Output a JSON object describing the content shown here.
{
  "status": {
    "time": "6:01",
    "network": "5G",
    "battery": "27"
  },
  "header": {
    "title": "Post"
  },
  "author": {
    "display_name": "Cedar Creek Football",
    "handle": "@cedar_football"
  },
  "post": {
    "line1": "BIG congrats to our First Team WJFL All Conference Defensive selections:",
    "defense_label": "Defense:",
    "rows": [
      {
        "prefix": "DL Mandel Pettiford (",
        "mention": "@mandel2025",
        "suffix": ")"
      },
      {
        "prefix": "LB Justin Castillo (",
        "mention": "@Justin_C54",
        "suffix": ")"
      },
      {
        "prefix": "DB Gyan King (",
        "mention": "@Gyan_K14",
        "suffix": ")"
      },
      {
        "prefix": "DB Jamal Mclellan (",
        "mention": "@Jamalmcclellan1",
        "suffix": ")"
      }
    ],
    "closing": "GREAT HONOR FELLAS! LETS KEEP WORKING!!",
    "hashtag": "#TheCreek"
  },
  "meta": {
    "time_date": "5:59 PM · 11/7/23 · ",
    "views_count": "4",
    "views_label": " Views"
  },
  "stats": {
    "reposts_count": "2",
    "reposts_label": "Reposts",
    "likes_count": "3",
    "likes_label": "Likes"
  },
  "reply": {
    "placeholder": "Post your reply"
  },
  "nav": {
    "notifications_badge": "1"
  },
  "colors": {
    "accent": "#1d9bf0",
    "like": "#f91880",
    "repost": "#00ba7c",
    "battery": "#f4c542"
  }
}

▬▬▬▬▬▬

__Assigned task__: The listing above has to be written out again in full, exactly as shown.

__Solution for this problem__:
Output a JSON object describing the content shown here.
{
  "status": {
    "time": "6:01",
    "network": "5G",
    "battery": "27"
  },
  "header": {
    "title": "Post"
  },
  "author": {
    "display_name": "Cedar Creek Football",
    "handle": "@cedar_football"
  },
  "post": {
    "line1": "BIG congrats to our First Team WJFL All Conference Defensive selections:",
    "defense_label": "Defense:",
    "rows": [
      {
        "prefix": "DL Mandel Pettiford (",
        "mention": "@mandel2025",
        "suffix": ")"
      },
      {
        "prefix": "LB Justin Castillo (",
        "mention": "@Justin_C54",
        "suffix": ")"
      },
      {
        "prefix": "DB Gyan King (",
        "mention": "@Gyan_K14",
        "suffix": ")"
      },
      {
        "prefix": "DB Jamal Mclellan (",
        "mention": "@Jamalmcclellan1",
        "suffix": ")"
      }
    ],
    "closing": "GREAT HONOR FELLAS! LETS KEEP WORKING!!",
    "hashtag": "#TheCreek"
  },
  "meta": {
    "time_date": "5:59 PM · 11/7/23 · ",
    "views_count": "4",
    "views_label": " Views"
  },
  "stats": {
    "reposts_count": "2",
    "reposts_label": "Reposts",
    "likes_count": "3",
    "likes_label": "Likes"
  },
  "reply": {
    "placeholder": "Post your reply"
  },
  "nav": {
    "notifications_badge": "1"
  },
  "colors": {
    "accent": "#1d9bf0",
    "like": "#f91880",
    "repost": "#00ba7c",
    "battery": "#f4c542"
  }
}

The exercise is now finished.